> Exercise aim
An exact copy of all the data below is required.

+++

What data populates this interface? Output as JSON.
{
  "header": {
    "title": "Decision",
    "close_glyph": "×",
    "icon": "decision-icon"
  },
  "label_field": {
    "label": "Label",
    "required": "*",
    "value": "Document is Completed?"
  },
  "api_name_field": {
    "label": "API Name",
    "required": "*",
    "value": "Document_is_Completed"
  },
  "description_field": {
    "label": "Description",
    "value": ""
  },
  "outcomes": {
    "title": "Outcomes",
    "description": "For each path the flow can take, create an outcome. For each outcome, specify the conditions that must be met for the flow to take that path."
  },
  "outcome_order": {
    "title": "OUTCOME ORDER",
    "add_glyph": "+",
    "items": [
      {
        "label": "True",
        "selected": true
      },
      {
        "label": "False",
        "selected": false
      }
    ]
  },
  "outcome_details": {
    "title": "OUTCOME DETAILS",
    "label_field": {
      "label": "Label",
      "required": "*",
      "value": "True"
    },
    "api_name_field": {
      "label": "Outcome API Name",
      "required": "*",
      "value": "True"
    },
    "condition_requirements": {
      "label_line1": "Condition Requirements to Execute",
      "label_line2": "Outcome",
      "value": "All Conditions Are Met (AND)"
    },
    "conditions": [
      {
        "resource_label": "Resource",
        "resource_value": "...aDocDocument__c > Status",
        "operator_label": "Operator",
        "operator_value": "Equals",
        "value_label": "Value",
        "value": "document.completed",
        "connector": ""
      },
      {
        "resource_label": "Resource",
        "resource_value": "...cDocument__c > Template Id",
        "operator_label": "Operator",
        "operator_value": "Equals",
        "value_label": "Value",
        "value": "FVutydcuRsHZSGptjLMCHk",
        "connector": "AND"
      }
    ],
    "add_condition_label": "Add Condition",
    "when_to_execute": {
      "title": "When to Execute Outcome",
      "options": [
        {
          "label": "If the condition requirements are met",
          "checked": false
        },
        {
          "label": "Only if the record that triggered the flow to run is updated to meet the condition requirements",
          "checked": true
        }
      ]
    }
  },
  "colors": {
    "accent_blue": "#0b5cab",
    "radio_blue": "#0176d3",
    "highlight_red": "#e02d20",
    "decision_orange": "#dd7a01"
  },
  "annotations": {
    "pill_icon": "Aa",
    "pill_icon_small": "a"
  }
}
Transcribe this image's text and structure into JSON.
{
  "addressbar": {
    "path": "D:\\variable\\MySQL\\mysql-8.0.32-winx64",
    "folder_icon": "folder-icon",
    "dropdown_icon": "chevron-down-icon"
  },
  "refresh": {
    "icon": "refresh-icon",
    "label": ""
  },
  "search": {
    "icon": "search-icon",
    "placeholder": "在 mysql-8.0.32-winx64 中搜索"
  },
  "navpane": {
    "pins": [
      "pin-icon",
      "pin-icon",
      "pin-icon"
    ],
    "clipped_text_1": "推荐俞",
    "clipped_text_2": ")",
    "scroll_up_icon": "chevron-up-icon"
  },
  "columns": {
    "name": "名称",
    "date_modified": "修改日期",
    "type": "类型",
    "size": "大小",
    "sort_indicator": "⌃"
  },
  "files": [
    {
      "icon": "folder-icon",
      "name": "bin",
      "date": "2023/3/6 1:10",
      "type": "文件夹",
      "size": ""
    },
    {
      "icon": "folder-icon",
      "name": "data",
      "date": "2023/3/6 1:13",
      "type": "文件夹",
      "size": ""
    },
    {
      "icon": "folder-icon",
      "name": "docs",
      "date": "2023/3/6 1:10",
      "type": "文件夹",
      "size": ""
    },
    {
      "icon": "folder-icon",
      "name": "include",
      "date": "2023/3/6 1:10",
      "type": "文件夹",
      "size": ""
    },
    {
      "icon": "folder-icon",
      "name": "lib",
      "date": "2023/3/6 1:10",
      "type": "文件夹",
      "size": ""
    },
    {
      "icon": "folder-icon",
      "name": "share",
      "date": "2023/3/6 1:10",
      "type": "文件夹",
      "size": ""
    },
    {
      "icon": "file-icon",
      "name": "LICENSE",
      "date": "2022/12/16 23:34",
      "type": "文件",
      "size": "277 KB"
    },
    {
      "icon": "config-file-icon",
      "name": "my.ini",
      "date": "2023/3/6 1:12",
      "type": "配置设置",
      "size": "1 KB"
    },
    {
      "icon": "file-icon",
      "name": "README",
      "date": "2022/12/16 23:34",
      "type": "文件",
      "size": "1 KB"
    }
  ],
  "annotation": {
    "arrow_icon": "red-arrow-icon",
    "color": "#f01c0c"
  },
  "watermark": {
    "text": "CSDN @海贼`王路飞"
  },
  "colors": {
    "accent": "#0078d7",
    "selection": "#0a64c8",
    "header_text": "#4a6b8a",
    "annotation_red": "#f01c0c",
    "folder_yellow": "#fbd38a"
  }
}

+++

> Output below
What data populates this interface? Output as JSON.
{
  "header": {
    "title": "Decision",
    "close_glyph": "×",
    "icon": "decision-icon"
  },
  "label_field": {
    "label": "Label",
    "required": "*",
    "value": "Document is Completed?"
  },
  "api_name_field": {
    "label": "API Name",
    "required": "*",
    "value": "Document_is_Completed"
  },
  "description_field": {
    "label": "Description",
    "value": ""
  },
  "outcomes": {
    "title": "Outcomes",
    "description": "For each path the flow can take, create an outcome. For each outcome, specify the conditions that must be met for the flow to take that path."
  },
  "outcome_order": {
    "title": "OUTCOME ORDER",
    "add_glyph": "+",
    "items": [
      {
        "label": "True",
        "selected": true
      },
      {
        "label": "False",
        "selected": false
      }
    ]
  },
  "outcome_details": {
    "title": "OUTCOME DETAILS",
    "label_field": {
      "label": "Label",
      "required": "*",
      "value": "True"
    },
    "api_name_field": {
      "label": "Outcome API Name",
      "required": "*",
      "value": "True"
    },
    "condition_requirements": {
      "label_line1": "Condition Requirements to Execute",
      "label_line2": "Outcome",
      "value": "All Conditions Are Met (AND)"
    },
    "conditions": [
      {
        "resource_label": "Resource",
        "resource_value": "...aDocDocument__c > Status",
        "operator_label": "Operator",
        "operator_value": "Equals",
        "value_label": "Value",
        "value": "document.completed",
        "connector": ""
      },
      {
        "resource_label": "Resource",
        "resource_value": "...cDocument__c > Template Id",
        "operator_label": "Operator",
        "operator_value": "Equals",
        "value_label": "Value",
        "value": "FVutydcuRsHZSGptjLMCHk",
        "connector": "AND"
      }
    ],
    "add_condition_label": "Add Condition",
    "when_to_execute": {
      "title": "When to Execute Outcome",
      "options": [
        {
          "label": "If the condition requirements are met",
          "checked": false
        },
        {
          "label": "Only if the record that triggered the flow to run is updated to meet the condition requirements",
          "checked": true
        }
      ]
    }
  },
  "colors": {
    "accent_blue": "#0b5cab",
    "radio_blue": "#0176d3",
    "highlight_red": "#e02d20",
    "decision_orange": "#dd7a01"
  },
  "annotations": {
    "pill_icon": "Aa",
    "pill_icon_small": "a"
  }
}
Transcribe this image's text and structure into JSON.
{
  "addressbar": {
    "path": "D:\\variable\\MySQL\\mysql-8.0.32-winx64",
    "folder_icon": "folder-icon",
    "dropdown_icon": "chevron-down-icon"
  },
  "refresh": {
    "icon": "refresh-icon",
    "label": ""
  },
  "search": {
    "icon": "search-icon",
    "placeholder": "在 mysql-8.0.32-winx64 中搜索"
  },
  "navpane": {
    "pins": [
      "pin-icon",
      "pin-icon",
      "pin-icon"
    ],
    "clipped_text_1": "推荐俞",
    "clipped_text_2": ")",
    "scroll_up_icon": "chevron-up-icon"
  },
  "columns": {
    "name": "名称",
    "date_modified": "修改日期",
    "type": "类型",
    "size": "大小",
    "sort_indicator": "⌃"
  },
  "files": [
    {
      "icon": "folder-icon",
      "name": "bin",
      "date": "2023/3/6 1:10",
      "type": "文件夹",
      "size": ""
    },
    {
      "icon": "folder-icon",
      "name": "data",
      "date": "2023/3/6 1:13",
      "type": "文件夹",
      "size": ""
    },
    {
      "icon": "folder-icon",
      "name": "docs",
      "date": "2023/3/6 1:10",
      "type": "文件夹",
      "size": ""
    },
    {
      "icon": "folder-icon",
      "name": "include",
      "date": "2023/3/6 1:10",
      "type": "文件夹",
      "size": ""
    },
    {
      "icon": "folder-icon",
      "name": "lib",
      "date": "2023/3/6 1:10",
      "type": "文件夹",
      "size": ""
    },
    {
      "icon": "folder-icon",
      "name": "share",
      "date": "2023/3/6 1:10",
      "type": "文件夹",
      "size": ""
    },
    {
      "icon": "file-icon",
      "name": "LICENSE",
      "date": "2022/12/16 23:34",
      "type": "文件",
      "size": "277 KB"
    },
    {
      "icon": "config-file-icon",
      "name": "my.ini",
      "date": "2023/3/6 1:12",
      "type": "配置设置",
      "size": "1 KB"
    },
    {
      "icon": "file-icon",
      "name": "README",
      "date": "2022/12/16 23:34",
      "type": "文件",
      "size": "1 KB"
    }
  ],
  "annotation": {
    "arrow_icon": "red-arrow-icon",
    "color": "#f01c0c"
  },
  "watermark": {
    "text": "CSDN @海贼`王路飞"
  },
  "colors": {
    "accent": "#0078d7",
    "selection": "#0a64c8",
    "header_text": "#4a6b8a",
    "annotation_red": "#f01c0c",
    "folder_yellow": "#fbd38a"
  }
}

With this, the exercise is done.